Page and application data records:
-=-=-
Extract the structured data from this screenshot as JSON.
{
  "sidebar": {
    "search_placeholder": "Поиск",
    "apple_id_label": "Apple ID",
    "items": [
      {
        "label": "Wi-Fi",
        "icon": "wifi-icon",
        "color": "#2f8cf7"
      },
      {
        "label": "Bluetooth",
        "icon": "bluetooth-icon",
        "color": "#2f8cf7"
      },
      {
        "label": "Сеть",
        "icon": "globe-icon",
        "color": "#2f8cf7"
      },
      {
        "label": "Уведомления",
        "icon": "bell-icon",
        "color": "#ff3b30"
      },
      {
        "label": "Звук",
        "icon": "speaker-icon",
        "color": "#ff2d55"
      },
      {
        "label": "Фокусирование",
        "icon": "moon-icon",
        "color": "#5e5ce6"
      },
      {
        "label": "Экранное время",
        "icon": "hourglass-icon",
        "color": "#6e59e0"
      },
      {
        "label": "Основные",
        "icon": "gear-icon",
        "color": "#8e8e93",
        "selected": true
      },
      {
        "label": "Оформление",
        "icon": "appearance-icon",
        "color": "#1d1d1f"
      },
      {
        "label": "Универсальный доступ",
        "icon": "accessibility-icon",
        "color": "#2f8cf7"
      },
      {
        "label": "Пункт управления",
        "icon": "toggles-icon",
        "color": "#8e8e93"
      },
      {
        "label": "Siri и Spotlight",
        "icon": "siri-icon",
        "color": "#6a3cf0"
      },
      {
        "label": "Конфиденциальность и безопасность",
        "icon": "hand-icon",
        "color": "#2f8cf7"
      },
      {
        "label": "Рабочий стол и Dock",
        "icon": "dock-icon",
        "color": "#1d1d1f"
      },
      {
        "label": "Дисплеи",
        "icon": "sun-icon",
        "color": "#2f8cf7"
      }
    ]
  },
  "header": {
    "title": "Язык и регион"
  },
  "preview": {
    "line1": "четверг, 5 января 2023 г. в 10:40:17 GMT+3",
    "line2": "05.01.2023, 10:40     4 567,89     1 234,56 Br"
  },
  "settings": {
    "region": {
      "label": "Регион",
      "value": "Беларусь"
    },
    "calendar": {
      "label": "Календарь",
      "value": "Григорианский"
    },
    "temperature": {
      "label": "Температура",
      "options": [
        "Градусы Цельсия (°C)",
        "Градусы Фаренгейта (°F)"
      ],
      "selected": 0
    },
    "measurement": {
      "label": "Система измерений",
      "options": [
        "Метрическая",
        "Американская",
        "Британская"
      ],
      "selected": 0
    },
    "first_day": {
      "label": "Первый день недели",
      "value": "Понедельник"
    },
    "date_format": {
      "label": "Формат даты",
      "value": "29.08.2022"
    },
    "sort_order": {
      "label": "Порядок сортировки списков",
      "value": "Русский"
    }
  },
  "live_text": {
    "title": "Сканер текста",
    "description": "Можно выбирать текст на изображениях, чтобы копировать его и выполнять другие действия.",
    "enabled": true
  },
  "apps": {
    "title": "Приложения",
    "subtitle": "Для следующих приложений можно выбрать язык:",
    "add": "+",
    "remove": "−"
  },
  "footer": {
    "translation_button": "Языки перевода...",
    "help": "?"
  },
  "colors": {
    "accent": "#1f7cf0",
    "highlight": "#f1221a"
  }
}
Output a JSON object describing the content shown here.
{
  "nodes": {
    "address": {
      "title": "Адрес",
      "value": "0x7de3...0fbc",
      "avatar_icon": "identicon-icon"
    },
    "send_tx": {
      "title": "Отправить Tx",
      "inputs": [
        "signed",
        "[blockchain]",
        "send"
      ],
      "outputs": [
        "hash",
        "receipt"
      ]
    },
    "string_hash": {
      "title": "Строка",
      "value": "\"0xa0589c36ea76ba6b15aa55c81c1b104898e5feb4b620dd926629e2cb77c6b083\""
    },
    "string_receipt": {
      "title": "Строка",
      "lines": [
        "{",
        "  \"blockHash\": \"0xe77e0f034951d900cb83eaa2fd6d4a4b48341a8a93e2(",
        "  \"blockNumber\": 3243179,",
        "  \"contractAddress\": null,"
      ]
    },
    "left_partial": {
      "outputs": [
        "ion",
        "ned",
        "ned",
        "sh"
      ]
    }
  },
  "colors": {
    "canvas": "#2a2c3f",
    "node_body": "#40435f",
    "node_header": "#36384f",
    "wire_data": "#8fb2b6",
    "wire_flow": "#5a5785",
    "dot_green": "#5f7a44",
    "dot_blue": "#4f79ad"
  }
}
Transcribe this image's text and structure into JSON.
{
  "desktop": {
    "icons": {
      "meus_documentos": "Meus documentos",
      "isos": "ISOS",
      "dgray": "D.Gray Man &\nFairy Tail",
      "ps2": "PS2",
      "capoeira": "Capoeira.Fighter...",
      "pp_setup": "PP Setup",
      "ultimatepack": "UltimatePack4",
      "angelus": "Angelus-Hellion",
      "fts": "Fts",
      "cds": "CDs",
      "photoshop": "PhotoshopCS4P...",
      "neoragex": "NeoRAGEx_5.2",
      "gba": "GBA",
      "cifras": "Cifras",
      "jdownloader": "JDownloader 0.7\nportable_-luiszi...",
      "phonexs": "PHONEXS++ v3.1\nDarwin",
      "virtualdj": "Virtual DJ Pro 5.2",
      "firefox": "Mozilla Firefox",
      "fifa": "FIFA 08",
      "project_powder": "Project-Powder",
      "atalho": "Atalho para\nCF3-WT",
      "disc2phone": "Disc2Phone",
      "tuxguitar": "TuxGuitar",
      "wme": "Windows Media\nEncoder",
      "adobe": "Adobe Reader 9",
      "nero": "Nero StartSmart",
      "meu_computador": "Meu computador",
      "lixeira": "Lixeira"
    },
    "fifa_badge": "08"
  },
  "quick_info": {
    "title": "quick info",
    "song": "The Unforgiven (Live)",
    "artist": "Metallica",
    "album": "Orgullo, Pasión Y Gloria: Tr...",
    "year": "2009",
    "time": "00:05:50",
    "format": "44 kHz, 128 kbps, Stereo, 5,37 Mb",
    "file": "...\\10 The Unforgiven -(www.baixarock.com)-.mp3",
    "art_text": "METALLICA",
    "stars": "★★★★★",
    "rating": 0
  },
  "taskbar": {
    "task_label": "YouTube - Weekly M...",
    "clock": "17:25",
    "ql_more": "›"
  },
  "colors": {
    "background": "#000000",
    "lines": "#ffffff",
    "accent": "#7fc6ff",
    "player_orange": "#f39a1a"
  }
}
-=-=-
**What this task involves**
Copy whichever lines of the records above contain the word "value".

**Output for this task**
      "value": "Беларусь"
      "value": "Григорианский"
      "value": "Понедельник"
      "value": "29.08.2022"
      "value": "Русский"
      "value": "0x7de3...0fbc",
      "value": "\"0xa0589c36ea76ba6b15aa55c81c1b104898e5feb4b620dd926629e2cb77c6b083\""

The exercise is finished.